EXERCISE OBJECTIVE: The listing below must be copied exactly and in full.
☆ ☆ ☆ ☆ ☆ ☆ ☆
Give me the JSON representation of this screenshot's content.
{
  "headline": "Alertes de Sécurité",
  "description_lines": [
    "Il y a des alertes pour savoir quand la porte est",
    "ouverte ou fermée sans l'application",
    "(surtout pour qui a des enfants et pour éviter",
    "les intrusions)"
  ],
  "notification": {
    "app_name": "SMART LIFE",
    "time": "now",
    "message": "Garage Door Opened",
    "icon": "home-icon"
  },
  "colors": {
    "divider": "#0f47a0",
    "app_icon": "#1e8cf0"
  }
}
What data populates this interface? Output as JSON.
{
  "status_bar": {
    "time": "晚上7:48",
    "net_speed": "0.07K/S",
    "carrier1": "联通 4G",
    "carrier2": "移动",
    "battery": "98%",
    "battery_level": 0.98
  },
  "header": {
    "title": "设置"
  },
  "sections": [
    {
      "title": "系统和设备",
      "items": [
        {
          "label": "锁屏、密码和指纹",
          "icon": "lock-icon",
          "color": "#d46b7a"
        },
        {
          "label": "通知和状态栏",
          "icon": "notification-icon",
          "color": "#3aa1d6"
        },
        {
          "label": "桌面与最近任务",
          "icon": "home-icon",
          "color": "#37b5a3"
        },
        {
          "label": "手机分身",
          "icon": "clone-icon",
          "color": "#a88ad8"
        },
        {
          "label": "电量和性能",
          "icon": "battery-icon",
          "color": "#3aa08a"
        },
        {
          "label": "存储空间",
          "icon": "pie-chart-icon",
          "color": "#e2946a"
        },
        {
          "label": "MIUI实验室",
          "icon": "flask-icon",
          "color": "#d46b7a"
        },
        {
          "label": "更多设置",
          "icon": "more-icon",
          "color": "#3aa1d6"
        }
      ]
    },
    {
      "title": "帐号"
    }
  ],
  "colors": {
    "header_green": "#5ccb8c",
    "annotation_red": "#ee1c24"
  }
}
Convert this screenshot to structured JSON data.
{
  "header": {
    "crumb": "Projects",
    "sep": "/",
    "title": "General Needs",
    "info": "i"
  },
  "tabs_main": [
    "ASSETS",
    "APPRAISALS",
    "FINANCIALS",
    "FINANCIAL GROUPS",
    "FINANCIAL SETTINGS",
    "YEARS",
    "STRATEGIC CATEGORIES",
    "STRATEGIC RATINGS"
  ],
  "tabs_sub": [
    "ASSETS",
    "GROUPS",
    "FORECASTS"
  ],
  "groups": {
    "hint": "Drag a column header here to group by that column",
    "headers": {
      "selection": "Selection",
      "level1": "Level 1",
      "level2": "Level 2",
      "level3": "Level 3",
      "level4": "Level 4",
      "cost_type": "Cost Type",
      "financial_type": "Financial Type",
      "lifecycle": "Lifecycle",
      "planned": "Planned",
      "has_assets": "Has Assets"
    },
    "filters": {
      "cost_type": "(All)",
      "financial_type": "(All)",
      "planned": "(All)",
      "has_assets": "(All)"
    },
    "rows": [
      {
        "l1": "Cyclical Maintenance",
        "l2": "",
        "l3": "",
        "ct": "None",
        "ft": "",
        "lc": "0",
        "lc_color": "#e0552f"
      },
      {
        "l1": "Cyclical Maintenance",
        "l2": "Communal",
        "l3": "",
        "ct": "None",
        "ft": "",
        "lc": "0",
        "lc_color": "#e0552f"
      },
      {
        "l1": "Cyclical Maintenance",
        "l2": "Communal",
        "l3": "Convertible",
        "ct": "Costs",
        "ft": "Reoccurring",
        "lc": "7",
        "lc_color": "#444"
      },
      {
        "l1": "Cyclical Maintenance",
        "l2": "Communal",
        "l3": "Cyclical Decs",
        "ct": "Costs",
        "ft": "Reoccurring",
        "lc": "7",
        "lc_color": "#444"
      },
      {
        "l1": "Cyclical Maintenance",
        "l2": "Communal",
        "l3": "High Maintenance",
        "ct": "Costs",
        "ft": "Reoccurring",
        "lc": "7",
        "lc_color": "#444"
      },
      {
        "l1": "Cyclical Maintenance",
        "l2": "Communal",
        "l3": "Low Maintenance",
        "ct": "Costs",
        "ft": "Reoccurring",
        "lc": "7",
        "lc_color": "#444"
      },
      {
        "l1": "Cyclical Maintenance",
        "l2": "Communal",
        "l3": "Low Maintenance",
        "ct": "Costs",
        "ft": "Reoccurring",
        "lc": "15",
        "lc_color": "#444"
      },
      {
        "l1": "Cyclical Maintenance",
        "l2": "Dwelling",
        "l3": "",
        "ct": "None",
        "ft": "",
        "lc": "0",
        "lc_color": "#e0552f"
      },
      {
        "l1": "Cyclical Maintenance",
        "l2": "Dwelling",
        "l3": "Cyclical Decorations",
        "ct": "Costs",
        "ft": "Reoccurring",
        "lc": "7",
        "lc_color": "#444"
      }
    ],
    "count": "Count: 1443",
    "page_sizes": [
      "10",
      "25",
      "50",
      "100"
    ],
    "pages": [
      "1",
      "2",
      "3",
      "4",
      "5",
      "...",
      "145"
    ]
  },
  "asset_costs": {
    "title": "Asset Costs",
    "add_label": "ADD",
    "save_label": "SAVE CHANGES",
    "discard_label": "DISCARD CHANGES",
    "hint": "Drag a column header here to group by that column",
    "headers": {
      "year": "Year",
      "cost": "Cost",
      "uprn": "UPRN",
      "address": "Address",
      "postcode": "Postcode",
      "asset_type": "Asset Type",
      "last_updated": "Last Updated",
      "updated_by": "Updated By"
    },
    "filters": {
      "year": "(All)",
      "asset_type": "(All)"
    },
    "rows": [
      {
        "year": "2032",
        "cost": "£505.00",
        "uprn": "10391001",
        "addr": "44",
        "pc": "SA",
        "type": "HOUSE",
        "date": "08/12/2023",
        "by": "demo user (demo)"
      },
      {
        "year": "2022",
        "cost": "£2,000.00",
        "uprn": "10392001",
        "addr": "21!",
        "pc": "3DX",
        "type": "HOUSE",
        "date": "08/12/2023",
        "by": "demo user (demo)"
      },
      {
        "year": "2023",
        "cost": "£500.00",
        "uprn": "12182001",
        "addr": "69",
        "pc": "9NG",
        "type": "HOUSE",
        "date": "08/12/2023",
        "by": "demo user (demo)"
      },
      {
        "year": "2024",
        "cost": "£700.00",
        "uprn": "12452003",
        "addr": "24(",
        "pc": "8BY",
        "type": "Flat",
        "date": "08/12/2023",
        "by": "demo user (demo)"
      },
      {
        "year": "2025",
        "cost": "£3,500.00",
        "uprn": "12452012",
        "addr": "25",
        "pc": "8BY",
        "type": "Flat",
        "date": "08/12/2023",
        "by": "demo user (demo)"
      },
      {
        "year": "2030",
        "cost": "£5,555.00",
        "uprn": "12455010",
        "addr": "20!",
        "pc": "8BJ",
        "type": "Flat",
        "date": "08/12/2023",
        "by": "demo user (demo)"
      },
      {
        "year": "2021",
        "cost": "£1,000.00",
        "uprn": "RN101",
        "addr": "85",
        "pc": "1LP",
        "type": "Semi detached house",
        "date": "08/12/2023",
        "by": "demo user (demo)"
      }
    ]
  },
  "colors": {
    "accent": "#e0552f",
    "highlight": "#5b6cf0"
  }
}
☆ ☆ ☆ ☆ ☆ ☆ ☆
COMPLETED EXERCISE:
Give me the JSON representation of this screenshot's content.
{
  "headline": "Alertes de Sécurité",
  "description_lines": [
    "Il y a des alertes pour savoir quand la porte est",
    "ouverte ou fermée sans l'application",
    "(surtout pour qui a des enfants et pour éviter",
    "les intrusions)"
  ],
  "notification": {
    "app_name": "SMART LIFE",
    "time": "now",
    "message": "Garage Door Opened",
    "icon": "home-icon"
  },
  "colors": {
    "divider": "#0f47a0",
    "app_icon": "#1e8cf0"
  }
}
What data populates this interface? Output as JSON.
{
  "status_bar": {
    "time": "晚上7:48",
    "net_speed": "0.07K/S",
    "carrier1": "联通 4G",
    "carrier2": "移动",
    "battery": "98%",
    "battery_level": 0.98
  },
  "header": {
    "title": "设置"
  },
  "sections": [
    {
      "title": "系统和设备",
      "items": [
        {
          "label": "锁屏、密码和指纹",
          "icon": "lock-icon",
          "color": "#d46b7a"
        },
        {
          "label": "通知和状态栏",
          "icon": "notification-icon",
          "color": "#3aa1d6"
        },
        {
          "label": "桌面与最近任务",
          "icon": "home-icon",
          "color": "#37b5a3"
        },
        {
          "label": "手机分身",
          "icon": "clone-icon",
          "color": "#a88ad8"
        },
        {
          "label": "电量和性能",
          "icon": "battery-icon",
          "color": "#3aa08a"
        },
        {
          "label": "存储空间",
          "icon": "pie-chart-icon",
          "color": "#e2946a"
        },
        {
          "label": "MIUI实验室",
          "icon": "flask-icon",
          "color": "#d46b7a"
        },
        {
          "label": "更多设置",
          "icon": "more-icon",
          "color": "#3aa1d6"
        }
      ]
    },
    {
      "title": "帐号"
    }
  ],
  "colors": {
    "header_green": "#5ccb8c",
    "annotation_red": "#ee1c24"
  }
}
Convert this screenshot to structured JSON data.
{
  "header": {
    "crumb": "Projects",
    "sep": "/",
    "title": "General Needs",
    "info": "i"
  },
  "tabs_main": [
    "ASSETS",
    "APPRAISALS",
    "FINANCIALS",
    "FINANCIAL GROUPS",
    "FINANCIAL SETTINGS",
    "YEARS",
    "STRATEGIC CATEGORIES",
    "STRATEGIC RATINGS"
  ],
  "tabs_sub": [
    "ASSETS",
    "GROUPS",
    "FORECASTS"
  ],
  "groups": {
    "hint": "Drag a column header here to group by that column",
    "headers": {
      "selection": "Selection",
      "level1": "Level 1",
      "level2": "Level 2",
      "level3": "Level 3",
      "level4": "Level 4",
      "cost_type": "Cost Type",
      "financial_type": "Financial Type",
      "lifecycle": "Lifecycle",
      "planned": "Planned",
      "has_assets": "Has Assets"
    },
    "filters": {
      "cost_type": "(All)",
      "financial_type": "(All)",
      "planned": "(All)",
      "has_assets": "(All)"
    },
    "rows": [
      {
        "l1": "Cyclical Maintenance",
        "l2": "",
        "l3": "",
        "ct": "None",
        "ft": "",
        "lc": "0",
        "lc_color": "#e0552f"
      },
      {
        "l1": "Cyclical Maintenance",
        "l2": "Communal",
        "l3": "",
        "ct": "None",
        "ft": "",
        "lc": "0",
        "lc_color": "#e0552f"
      },
      {
        "l1": "Cyclical Maintenance",
        "l2": "Communal",
        "l3": "Convertible",
        "ct": "Costs",
        "ft": "Reoccurring",
        "lc": "7",
        "lc_color": "#444"
      },
      {
        "l1": "Cyclical Maintenance",
        "l2": "Communal",
        "l3": "Cyclical Decs",
        "ct": "Costs",
        "ft": "Reoccurring",
        "lc": "7",
        "lc_color": "#444"
      },
      {
        "l1": "Cyclical Maintenance",
        "l2": "Communal",
        "l3": "High Maintenance",
        "ct": "Costs",
        "ft": "Reoccurring",
        "lc": "7",
        "lc_color": "#444"
      },
      {
        "l1": "Cyclical Maintenance",
        "l2": "Communal",
        "l3": "Low Maintenance",
        "ct": "Costs",
        "ft": "Reoccurring",
        "lc": "7",
        "lc_color": "#444"
      },
      {
        "l1": "Cyclical Maintenance",
        "l2": "Communal",
        "l3": "Low Maintenance",
        "ct": "Costs",
        "ft": "Reoccurring",
        "lc": "15",
        "lc_color": "#444"
      },
      {
        "l1": "Cyclical Maintenance",
        "l2": "Dwelling",
        "l3": "",
        "ct": "None",
        "ft": "",
        "lc": "0",
        "lc_color": "#e0552f"
      },
      {
        "l1": "Cyclical Maintenance",
        "l2": "Dwelling",
        "l3": "Cyclical Decorations",
        "ct": "Costs",
        "ft": "Reoccurring",
        "lc": "7",
        "lc_color": "#444"
      }
    ],
    "count": "Count: 1443",
    "page_sizes": [
      "10",
      "25",
      "50",
      "100"
    ],
    "pages": [
      "1",
      "2",
      "3",
      "4",
      "5",
      "...",
      "145"
    ]
  },
  "asset_costs": {
    "title": "Asset Costs",
    "add_label": "ADD",
    "save_label": "SAVE CHANGES",
    "discard_label": "DISCARD CHANGES",
    "hint": "Drag a column header here to group by that column",
    "headers": {
      "year": "Year",
      "cost": "Cost",
      "uprn": "UPRN",
      "address": "Address",
      "postcode": "Postcode",
      "asset_type": "Asset Type",
      "last_updated": "Last Updated",
      "updated_by": "Updated By"
    },
    "filters": {
      "year": "(All)",
      "asset_type": "(All)"
    },
    "rows": [
      {
        "year": "2032",
        "cost": "£505.00",
        "uprn": "10391001",
        "addr": "44",
        "pc": "SA",
        "type": "HOUSE",
        "date": "08/12/2023",
        "by": "demo user (demo)"
      },
      {
        "year": "2022",
        "cost": "£2,000.00",
        "uprn": "10392001",
        "addr": "21!",
        "pc": "3DX",
        "type": "HOUSE",
        "date": "08/12/2023",
        "by": "demo user (demo)"
      },
      {
        "year": "2023",
        "cost": "£500.00",
        "uprn": "12182001",
        "addr": "69",
        "pc": "9NG",
        "type": "HOUSE",
        "date": "08/12/2023",
        "by": "demo user (demo)"
      },
      {
        "year": "2024",
        "cost": "£700.00",
        "uprn": "12452003",
        "addr": "24(",
        "pc": "8BY",
        "type": "Flat",
        "date": "08/12/2023",
        "by": "demo user (demo)"
      },
      {
        "year": "2025",
        "cost": "£3,500.00",
        "uprn": "12452012",
        "addr": "25",
        "pc": "8BY",
        "type": "Flat",
        "date": "08/12/2023",
        "by": "demo user (demo)"
      },
      {
        "year": "2030",
        "cost": "£5,555.00",
        "uprn": "12455010",
        "addr": "20!",
        "pc": "8BJ",
        "type": "Flat",
        "date": "08/12/2023",
        "by": "demo user (demo)"
      },
      {
        "year": "2021",
        "cost": "£1,000.00",
        "uprn": "RN101",
        "addr": "85",
        "pc": "1LP",
        "type": "Semi detached house",
        "date": "08/12/2023",
        "by": "demo user (demo)"
      }
    ]
  },
  "colors": {
    "accent": "#e0552f",
    "highlight": "#5b6cf0"
  }
}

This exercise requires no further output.